*** Opening Given information ***

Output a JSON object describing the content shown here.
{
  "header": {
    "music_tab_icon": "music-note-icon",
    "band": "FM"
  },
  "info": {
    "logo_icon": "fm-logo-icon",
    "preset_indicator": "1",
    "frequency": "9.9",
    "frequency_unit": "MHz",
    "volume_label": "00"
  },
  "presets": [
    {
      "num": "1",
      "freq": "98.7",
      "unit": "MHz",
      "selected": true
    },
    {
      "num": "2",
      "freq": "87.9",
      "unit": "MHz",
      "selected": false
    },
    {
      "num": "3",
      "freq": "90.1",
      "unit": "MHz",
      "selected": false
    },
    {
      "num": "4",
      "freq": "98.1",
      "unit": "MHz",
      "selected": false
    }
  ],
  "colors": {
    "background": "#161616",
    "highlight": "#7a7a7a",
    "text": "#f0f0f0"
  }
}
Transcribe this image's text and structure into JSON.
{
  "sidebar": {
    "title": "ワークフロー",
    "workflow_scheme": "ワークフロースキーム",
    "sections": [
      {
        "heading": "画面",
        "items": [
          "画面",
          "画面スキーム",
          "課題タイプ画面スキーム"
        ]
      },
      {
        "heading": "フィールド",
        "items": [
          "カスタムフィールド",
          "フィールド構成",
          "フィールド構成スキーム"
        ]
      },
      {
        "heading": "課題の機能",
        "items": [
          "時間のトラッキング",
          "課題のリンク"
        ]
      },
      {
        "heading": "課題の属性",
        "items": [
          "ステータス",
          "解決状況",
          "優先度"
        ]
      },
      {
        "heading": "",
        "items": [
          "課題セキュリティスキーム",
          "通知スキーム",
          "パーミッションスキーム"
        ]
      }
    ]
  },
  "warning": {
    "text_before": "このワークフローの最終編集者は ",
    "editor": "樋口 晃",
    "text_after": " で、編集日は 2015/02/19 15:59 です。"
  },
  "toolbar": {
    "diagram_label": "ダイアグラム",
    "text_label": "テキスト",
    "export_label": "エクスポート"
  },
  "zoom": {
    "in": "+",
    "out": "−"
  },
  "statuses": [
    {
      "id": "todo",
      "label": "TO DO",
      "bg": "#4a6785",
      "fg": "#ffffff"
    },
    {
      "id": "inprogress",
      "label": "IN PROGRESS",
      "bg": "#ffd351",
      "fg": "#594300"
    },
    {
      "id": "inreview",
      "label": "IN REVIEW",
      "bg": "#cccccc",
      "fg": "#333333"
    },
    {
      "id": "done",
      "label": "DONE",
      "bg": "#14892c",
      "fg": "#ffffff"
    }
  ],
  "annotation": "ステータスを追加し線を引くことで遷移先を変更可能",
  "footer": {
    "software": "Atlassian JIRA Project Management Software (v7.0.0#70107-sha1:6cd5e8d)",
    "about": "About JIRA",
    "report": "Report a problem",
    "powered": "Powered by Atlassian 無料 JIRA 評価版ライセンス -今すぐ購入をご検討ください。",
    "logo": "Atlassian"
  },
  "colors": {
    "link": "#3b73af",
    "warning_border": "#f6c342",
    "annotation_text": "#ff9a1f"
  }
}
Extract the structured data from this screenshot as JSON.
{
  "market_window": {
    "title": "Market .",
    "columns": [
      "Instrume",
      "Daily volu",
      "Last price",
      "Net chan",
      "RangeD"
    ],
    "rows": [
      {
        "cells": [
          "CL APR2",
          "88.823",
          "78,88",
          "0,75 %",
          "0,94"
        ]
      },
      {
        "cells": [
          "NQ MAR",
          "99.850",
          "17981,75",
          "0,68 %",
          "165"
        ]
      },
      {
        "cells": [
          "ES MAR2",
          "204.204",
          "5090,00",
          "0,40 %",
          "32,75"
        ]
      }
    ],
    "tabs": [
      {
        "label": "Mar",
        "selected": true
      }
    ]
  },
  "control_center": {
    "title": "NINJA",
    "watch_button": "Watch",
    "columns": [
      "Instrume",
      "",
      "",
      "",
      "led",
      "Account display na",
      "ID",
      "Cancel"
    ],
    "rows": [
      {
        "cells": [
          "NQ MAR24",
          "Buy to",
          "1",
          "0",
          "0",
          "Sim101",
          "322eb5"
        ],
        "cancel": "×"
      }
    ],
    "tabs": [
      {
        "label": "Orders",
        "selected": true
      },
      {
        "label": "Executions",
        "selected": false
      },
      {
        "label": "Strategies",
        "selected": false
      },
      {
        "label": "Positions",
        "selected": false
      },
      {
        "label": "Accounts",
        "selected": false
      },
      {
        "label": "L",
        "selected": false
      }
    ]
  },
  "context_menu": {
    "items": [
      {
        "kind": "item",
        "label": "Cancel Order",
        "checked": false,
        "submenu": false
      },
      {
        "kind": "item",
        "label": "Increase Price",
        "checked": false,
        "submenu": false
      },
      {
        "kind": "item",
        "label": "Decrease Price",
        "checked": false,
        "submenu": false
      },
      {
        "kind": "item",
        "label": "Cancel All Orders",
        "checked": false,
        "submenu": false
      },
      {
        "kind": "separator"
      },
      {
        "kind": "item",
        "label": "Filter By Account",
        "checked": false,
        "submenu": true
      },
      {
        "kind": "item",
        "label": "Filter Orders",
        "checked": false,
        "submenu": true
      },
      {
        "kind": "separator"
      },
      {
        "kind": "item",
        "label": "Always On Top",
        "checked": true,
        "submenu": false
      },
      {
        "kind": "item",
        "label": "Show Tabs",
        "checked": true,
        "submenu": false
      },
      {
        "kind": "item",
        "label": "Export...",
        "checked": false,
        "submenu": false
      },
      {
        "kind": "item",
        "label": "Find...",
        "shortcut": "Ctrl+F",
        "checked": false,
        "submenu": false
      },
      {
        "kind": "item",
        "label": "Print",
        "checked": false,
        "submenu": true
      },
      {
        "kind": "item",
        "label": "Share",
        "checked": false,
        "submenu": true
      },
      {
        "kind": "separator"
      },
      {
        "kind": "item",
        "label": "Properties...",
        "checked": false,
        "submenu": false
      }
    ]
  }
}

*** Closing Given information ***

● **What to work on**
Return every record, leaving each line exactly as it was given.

● **Solution to this task**
Output a JSON object describing the content shown here.
{
  "header": {
    "music_tab_icon": "music-note-icon",
    "band": "FM"
  },
  "info": {
    "logo_icon": "fm-logo-icon",
    "preset_indicator": "1",
    "frequency": "9.9",
    "frequency_unit": "MHz",
    "volume_label": "00"
  },
  "presets": [
    {
      "num": "1",
      "freq": "98.7",
      "unit": "MHz",
      "selected": true
    },
    {
      "num": "2",
      "freq": "87.9",
      "unit": "MHz",
      "selected": false
    },
    {
      "num": "3",
      "freq": "90.1",
      "unit": "MHz",
      "selected": false
    },
    {
      "num": "4",
      "freq": "98.1",
      "unit": "MHz",
      "selected": false
    }
  ],
  "colors": {
    "background": "#161616",
    "highlight": "#7a7a7a",
    "text": "#f0f0f0"
  }
}
Transcribe this image's text and structure into JSON.
{
  "sidebar": {
    "title": "ワークフロー",
    "workflow_scheme": "ワークフロースキーム",
    "sections": [
      {
        "heading": "画面",
        "items": [
          "画面",
          "画面スキーム",
          "課題タイプ画面スキーム"
        ]
      },
      {
        "heading": "フィールド",
        "items": [
          "カスタムフィールド",
          "フィールド構成",
          "フィールド構成スキーム"
        ]
      },
      {
        "heading": "課題の機能",
        "items": [
          "時間のトラッキング",
          "課題のリンク"
        ]
      },
      {
        "heading": "課題の属性",
        "items": [
          "ステータス",
          "解決状況",
          "優先度"
        ]
      },
      {
        "heading": "",
        "items": [
          "課題セキュリティスキーム",
          "通知スキーム",
          "パーミッションスキーム"
        ]
      }
    ]
  },
  "warning": {
    "text_before": "このワークフローの最終編集者は ",
    "editor": "樋口 晃",
    "text_after": " で、編集日は 2015/02/19 15:59 です。"
  },
  "toolbar": {
    "diagram_label": "ダイアグラム",
    "text_label": "テキスト",
    "export_label": "エクスポート"
  },
  "zoom": {
    "in": "+",
    "out": "−"
  },
  "statuses": [
    {
      "id": "todo",
      "label": "TO DO",
      "bg": "#4a6785",
      "fg": "#ffffff"
    },
    {
      "id": "inprogress",
      "label": "IN PROGRESS",
      "bg": "#ffd351",
      "fg": "#594300"
    },
    {
      "id": "inreview",
      "label": "IN REVIEW",
      "bg": "#cccccc",
      "fg": "#333333"
    },
    {
      "id": "done",
      "label": "DONE",
      "bg": "#14892c",
      "fg": "#ffffff"
    }
  ],
  "annotation": "ステータスを追加し線を引くことで遷移先を変更可能",
  "footer": {
    "software": "Atlassian JIRA Project Management Software (v7.0.0#70107-sha1:6cd5e8d)",
    "about": "About JIRA",
    "report": "Report a problem",
    "powered": "Powered by Atlassian 無料 JIRA 評価版ライセンス -今すぐ購入をご検討ください。",
    "logo": "Atlassian"
  },
  "colors": {
    "link": "#3b73af",
    "warning_border": "#f6c342",
    "annotation_text": "#ff9a1f"
  }
}
Extract the structured data from this screenshot as JSON.
{
  "market_window": {
    "title": "Market .",
    "columns": [
      "Instrume",
      "Daily volu",
      "Last price",
      "Net chan",
      "RangeD"
    ],
    "rows": [
      {
        "cells": [
          "CL APR2",
          "88.823",
          "78,88",
          "0,75 %",
          "0,94"
        ]
      },
      {
        "cells": [
          "NQ MAR",
          "99.850",
          "17981,75",
          "0,68 %",
          "165"
        ]
      },
      {
        "cells": [
          "ES MAR2",
          "204.204",
          "5090,00",
          "0,40 %",
          "32,75"
        ]
      }
    ],
    "tabs": [
      {
        "label": "Mar",
        "selected": true
      }
    ]
  },
  "control_center": {
    "title": "NINJA",
    "watch_button": "Watch",
    "columns": [
      "Instrume",
      "",
      "",
      "",
      "led",
      "Account display na",
      "ID",
      "Cancel"
    ],
    "rows": [
      {
        "cells": [
          "NQ MAR24",
          "Buy to",
          "1",
          "0",
          "0",
          "Sim101",
          "322eb5"
        ],
        "cancel": "×"
      }
    ],
    "tabs": [
      {
        "label": "Orders",
        "selected": true
      },
      {
        "label": "Executions",
        "selected": false
      },
      {
        "label": "Strategies",
        "selected": false
      },
      {
        "label": "Positions",
        "selected": false
      },
      {
        "label": "Accounts",
        "selected": false
      },
      {
        "label": "L",
        "selected": false
      }
    ]
  },
  "context_menu": {
    "items": [
      {
        "kind": "item",
        "label": "Cancel Order",
        "checked": false,
        "submenu": false
      },
      {
        "kind": "item",
        "label": "Increase Price",
        "checked": false,
        "submenu": false
      },
      {
        "kind": "item",
        "label": "Decrease Price",
        "checked": false,
        "submenu": false
      },
      {
        "kind": "item",
        "label": "Cancel All Orders",
        "checked": false,
        "submenu": false
      },
      {
        "kind": "separator"
      },
      {
        "kind": "item",
        "label": "Filter By Account",
        "checked": false,
        "submenu": true
      },
      {
        "kind": "item",
        "label": "Filter Orders",
        "checked": false,
        "submenu": true
      },
      {
        "kind": "separator"
      },
      {
        "kind": "item",
        "label": "Always On Top",
        "checked": true,
        "submenu": false
      },
      {
        "kind": "item",
        "label": "Show Tabs",
        "checked": true,
        "submenu": false
      },
      {
        "kind": "item",
        "label": "Export...",
        "checked": false,
        "submenu": false
      },
      {
        "kind": "item",
        "label": "Find...",
        "shortcut": "Ctrl+F",
        "checked": false,
        "submenu": false
      },
      {
        "kind": "item",
        "label": "Print",
        "checked": false,
        "submenu": true
      },
      {
        "kind": "item",
        "label": "Share",
        "checked": false,
        "submenu": true
      },
      {
        "kind": "separator"
      },
      {
        "kind": "item",
        "label": "Properties...",
        "checked": false,
        "submenu": false
      }
    ]
  }
}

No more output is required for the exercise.